Problem requirements -
Although the records contain pictures, only their text should be set down, exactly as written.

Task inputs -

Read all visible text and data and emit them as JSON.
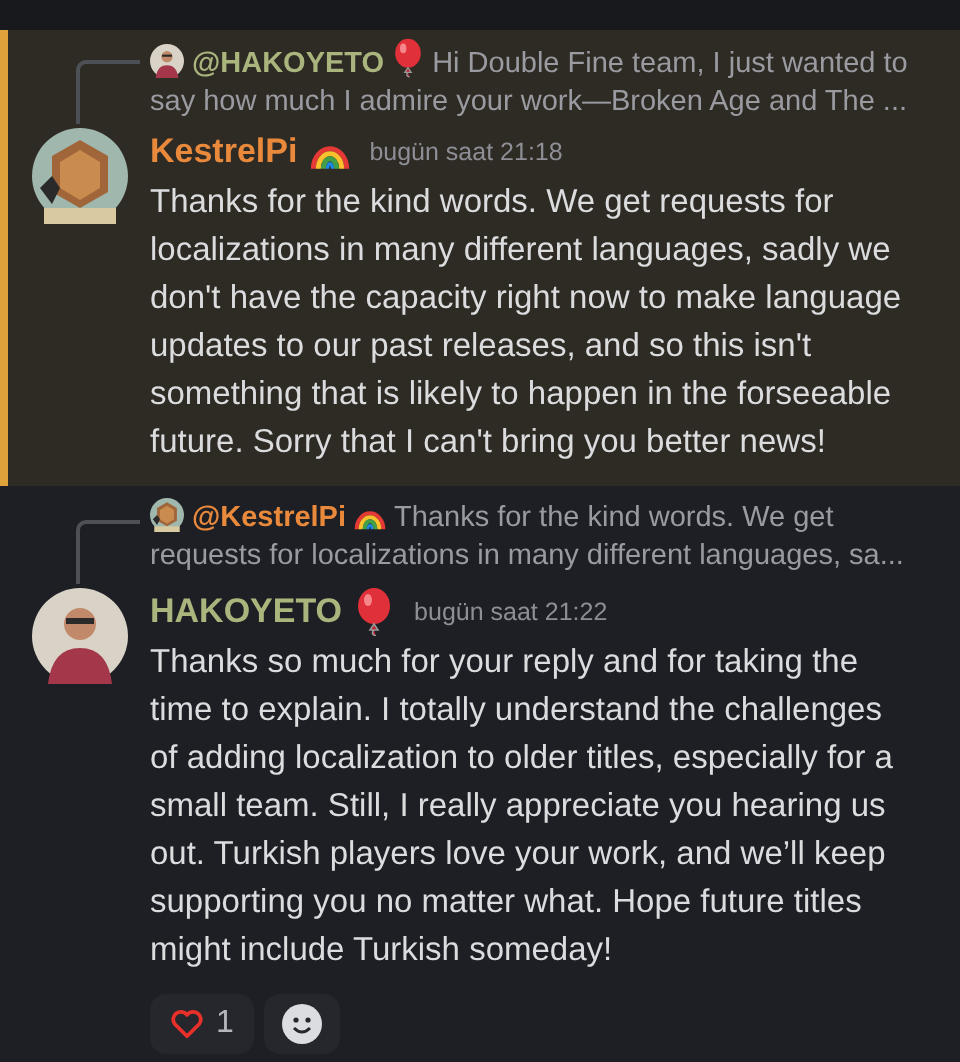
{
  "messages": [
    {
      "highlighted": true,
      "reply": {
        "author": "@HAKOYETO",
        "color": "#a9b57c",
        "kind": "balloon",
        "text": "Hi Double Fine team,  I just wanted to say how much I admire your work—Broken Age and The ..."
      },
      "author": "KestrelPi",
      "color": "#e8893c",
      "kind": "rainbow",
      "timestamp": "bugün saat 21:18",
      "text": "Thanks for the kind words. We get requests for localizations in many different languages, sadly we don't have the capacity right now to make language updates to our past releases, and so this isn't something that is likely to happen in the forseeable future. Sorry that I can't bring you better news!"
    },
    {
      "highlighted": false,
      "reply": {
        "author": "@KestrelPi",
        "color": "#e8893c",
        "kind": "rainbow",
        "text": "Thanks for the kind words. We get requests for localizations in many different languages, sa..."
      },
      "author": "HAKOYETO",
      "color": "#a9b57c",
      "kind": "balloon",
      "timestamp": "bugün saat 21:22",
      "text": "Thanks so much for your reply and for taking the time to explain. I totally understand the challenges of adding localization to older titles, especially for a small team. Still, I really appreciate you hearing us out. Turkish players love your work, and we’ll keep supporting you no matter what. Hope future titles might include Turkish someday!",
      "reactions": [
        {
          "count": "1",
          "selected": false
        }
      ]
    }
  ]
}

Response to the task -
Read all visible text and data and emit them as JSON.
{
  "messages": [
    {
      "highlighted": true,
      "reply": {
        "author": "@HAKOYETO",
        "color": "#a9b57c",
        "kind": "balloon",
        "text": "Hi Double Fine team,  I just wanted to say how much I admire your work—Broken Age and The ..."
      },
      "author": "KestrelPi",
      "color": "#e8893c",
      "kind": "rainbow",
      "timestamp": "bugün saat 21:18",
      "text": "Thanks for the kind words. We get requests for localizations in many different languages, sadly we don't have the capacity right now to make language updates to our past releases, and so this isn't something that is likely to happen in the forseeable future. Sorry that I can't bring you better news!"
    },
    {
      "highlighted": false,
      "reply": {
        "author": "@KestrelPi",
        "color": "#e8893c",
        "kind": "rainbow",
        "text": "Thanks for the kind words. We get requests for localizations in many different languages, sa..."
      },
      "author": "HAKOYETO",
      "color": "#a9b57c",
      "kind": "balloon",
      "timestamp": "bugün saat 21:22",
      "text": "Thanks so much for your reply and for taking the time to explain. I totally understand the challenges of adding localization to older titles, especially for a small team. Still, I really appreciate you hearing us out. Turkish players love your work, and we’ll keep supporting you no matter what. Hope future titles might include Turkish someday!",
      "reactions": [
        {
          "count": "1",
          "selected": false
        }
      ]
    }
  ]
}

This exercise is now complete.